RAW DATA:
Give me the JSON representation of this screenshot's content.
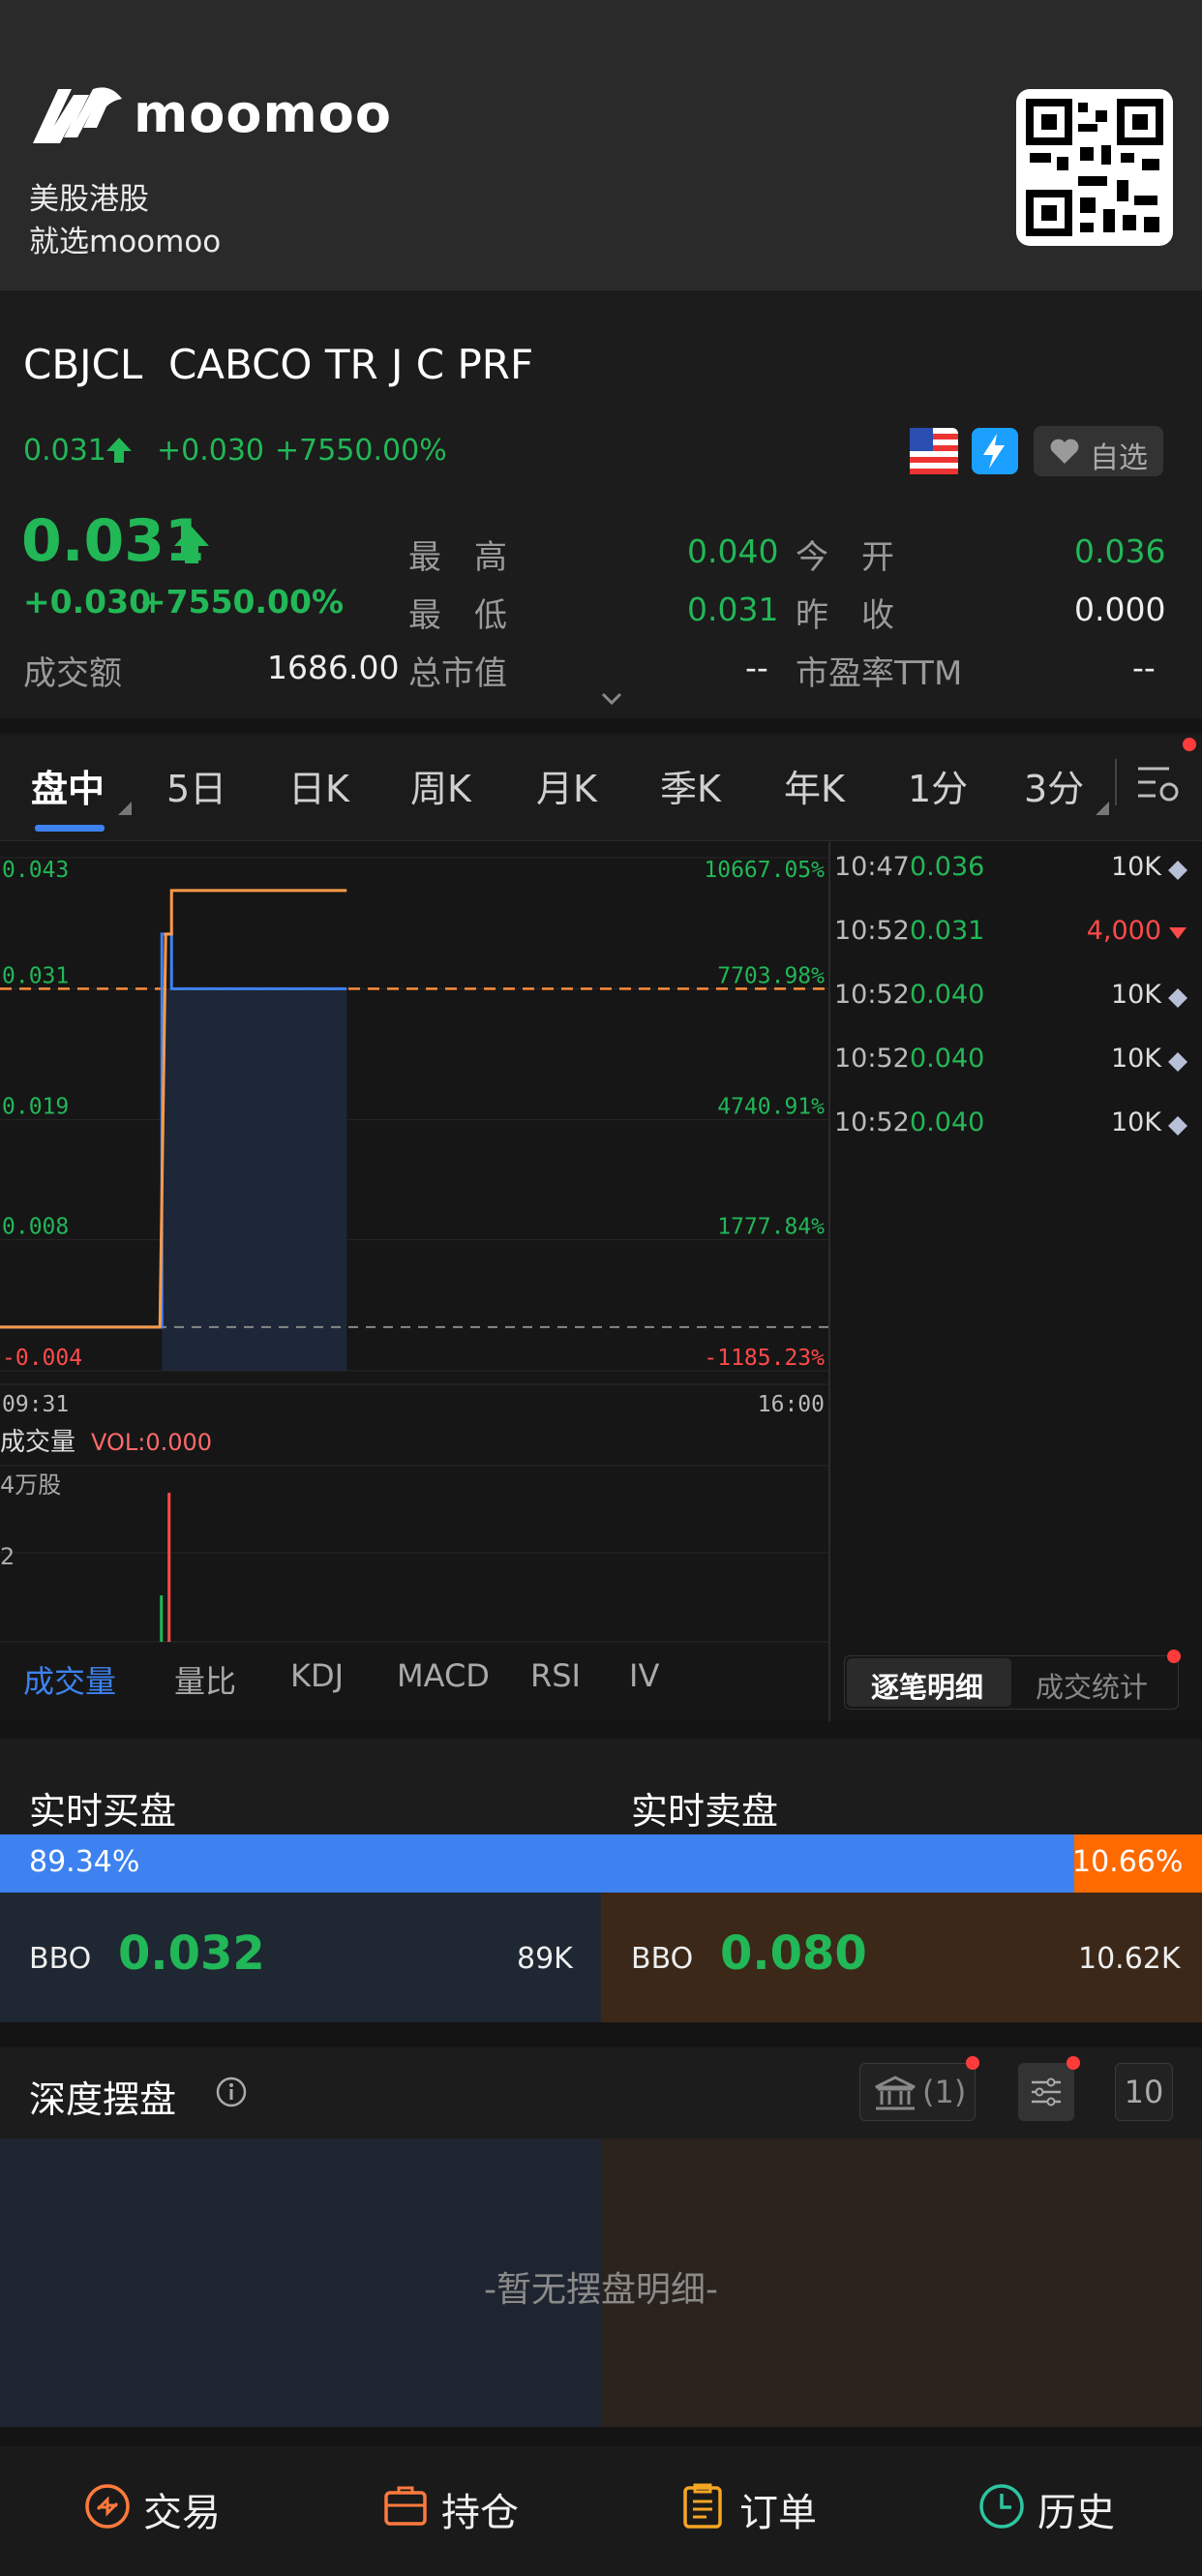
{
  "banner": {
    "brand": "moomoo",
    "slogan1": "美股港股",
    "slogan2": "就选moomoo"
  },
  "stock": {
    "code": "CBJCL",
    "name": "CABCO TR J C PRF",
    "mini_price": "0.031",
    "mini_change": "+0.030",
    "mini_pct": "+7550.00%",
    "watch_label": "自选",
    "price": "0.031",
    "change": "+0.030",
    "pct": "+7550.00%",
    "turnover_label": "成交额",
    "turnover": "1686.00",
    "high_label": "最　高",
    "high": "0.040",
    "low_label": "最　低",
    "low": "0.031",
    "mcap_label": "总市值",
    "mcap": "--",
    "open_label": "今　开",
    "open": "0.036",
    "prev_label": "昨　收",
    "prev": "0.000",
    "pe_label": "市盈率TTM",
    "pe": "--"
  },
  "tabs": [
    "盘中",
    "5日",
    "日K",
    "周K",
    "月K",
    "季K",
    "年K",
    "1分",
    "3分"
  ],
  "chart_data": {
    "type": "line",
    "title": "",
    "x": [
      "09:31",
      "10:47",
      "10:52",
      "16:00"
    ],
    "x_range": [
      "09:31",
      "16:00"
    ],
    "y_ticks_left": [
      "0.043",
      "0.031",
      "0.019",
      "0.008",
      "-0.004"
    ],
    "y_ticks_right": [
      "10667.05%",
      "7703.98%",
      "4740.91%",
      "1777.84%",
      "-1185.23%"
    ],
    "ylim": [
      -0.004,
      0.043
    ],
    "series": [
      {
        "values": [
          0.0,
          0.036,
          0.04
        ]
      },
      {
        "values": [
          0.0,
          0.036,
          0.031
        ]
      }
    ],
    "ref_line_price": 0.031,
    "prev_close": 0.0,
    "grid": true
  },
  "volume": {
    "label": "成交量",
    "vol": "VOL:0.000",
    "unit": "4万股",
    "tick": "2"
  },
  "indicators": [
    "成交量",
    "量比",
    "KDJ",
    "MACD",
    "RSI",
    "IV"
  ],
  "ticks": [
    {
      "time": "10:47",
      "price": "0.036",
      "vol": "10K",
      "dir": "neutral"
    },
    {
      "time": "10:52",
      "price": "0.031",
      "vol": "4,000",
      "dir": "down"
    },
    {
      "time": "10:52",
      "price": "0.040",
      "vol": "10K",
      "dir": "neutral"
    },
    {
      "time": "10:52",
      "price": "0.040",
      "vol": "10K",
      "dir": "neutral"
    },
    {
      "time": "10:52",
      "price": "0.040",
      "vol": "10K",
      "dir": "neutral"
    }
  ],
  "tick_tabs": [
    "逐笔明细",
    "成交统计"
  ],
  "orderbook": {
    "bid_title": "实时买盘",
    "ask_title": "实时卖盘",
    "bid_pct": "89.34%",
    "ask_pct": "10.66%",
    "bid_ratio": 0.8934,
    "bid_label": "BBO",
    "bid_price": "0.032",
    "bid_size": "89K",
    "ask_label": "BBO",
    "ask_price": "0.080",
    "ask_size": "10.62K"
  },
  "depth": {
    "title": "深度摆盘",
    "broker": "(1)",
    "levels": "10",
    "empty": "-暂无摆盘明细-"
  },
  "bottom_nav": [
    "交易",
    "持仓",
    "订单",
    "历史"
  ]
}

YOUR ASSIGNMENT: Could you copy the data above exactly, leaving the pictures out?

SOLUTION TO THE EXERCISE:
Give me the JSON representation of this screenshot's content.
{
  "banner": {
    "brand": "moomoo",
    "slogan1": "美股港股",
    "slogan2": "就选moomoo"
  },
  "stock": {
    "code": "CBJCL",
    "name": "CABCO TR J C PRF",
    "mini_price": "0.031",
    "mini_change": "+0.030",
    "mini_pct": "+7550.00%",
    "watch_label": "自选",
    "price": "0.031",
    "change": "+0.030",
    "pct": "+7550.00%",
    "turnover_label": "成交额",
    "turnover": "1686.00",
    "high_label": "最　高",
    "high": "0.040",
    "low_label": "最　低",
    "low": "0.031",
    "mcap_label": "总市值",
    "mcap": "--",
    "open_label": "今　开",
    "open": "0.036",
    "prev_label": "昨　收",
    "prev": "0.000",
    "pe_label": "市盈率TTM",
    "pe": "--"
  },
  "tabs": [
    "盘中",
    "5日",
    "日K",
    "周K",
    "月K",
    "季K",
    "年K",
    "1分",
    "3分"
  ],
  "chart_data": {
    "type": "line",
    "title": "",
    "x": [
      "09:31",
      "10:47",
      "10:52",
      "16:00"
    ],
    "x_range": [
      "09:31",
      "16:00"
    ],
    "y_ticks_left": [
      "0.043",
      "0.031",
      "0.019",
      "0.008",
      "-0.004"
    ],
    "y_ticks_right": [
      "10667.05%",
      "7703.98%",
      "4740.91%",
      "1777.84%",
      "-1185.23%"
    ],
    "ylim": [
      -0.004,
      0.043
    ],
    "series": [
      {
        "values": [
          0.0,
          0.036,
          0.04
        ]
      },
      {
        "values": [
          0.0,
          0.036,
          0.031
        ]
      }
    ],
    "ref_line_price": 0.031,
    "prev_close": 0.0,
    "grid": true
  },
  "volume": {
    "label": "成交量",
    "vol": "VOL:0.000",
    "unit": "4万股",
    "tick": "2"
  },
  "indicators": [
    "成交量",
    "量比",
    "KDJ",
    "MACD",
    "RSI",
    "IV"
  ],
  "ticks": [
    {
      "time": "10:47",
      "price": "0.036",
      "vol": "10K",
      "dir": "neutral"
    },
    {
      "time": "10:52",
      "price": "0.031",
      "vol": "4,000",
      "dir": "down"
    },
    {
      "time": "10:52",
      "price": "0.040",
      "vol": "10K",
      "dir": "neutral"
    },
    {
      "time": "10:52",
      "price": "0.040",
      "vol": "10K",
      "dir": "neutral"
    },
    {
      "time": "10:52",
      "price": "0.040",
      "vol": "10K",
      "dir": "neutral"
    }
  ],
  "tick_tabs": [
    "逐笔明细",
    "成交统计"
  ],
  "orderbook": {
    "bid_title": "实时买盘",
    "ask_title": "实时卖盘",
    "bid_pct": "89.34%",
    "ask_pct": "10.66%",
    "bid_ratio": 0.8934,
    "bid_label": "BBO",
    "bid_price": "0.032",
    "bid_size": "89K",
    "ask_label": "BBO",
    "ask_price": "0.080",
    "ask_size": "10.62K"
  },
  "depth": {
    "title": "深度摆盘",
    "broker": "(1)",
    "levels": "10",
    "empty": "-暂无摆盘明细-"
  },
  "bottom_nav": [
    "交易",
    "持仓",
    "订单",
    "历史"
  ]
}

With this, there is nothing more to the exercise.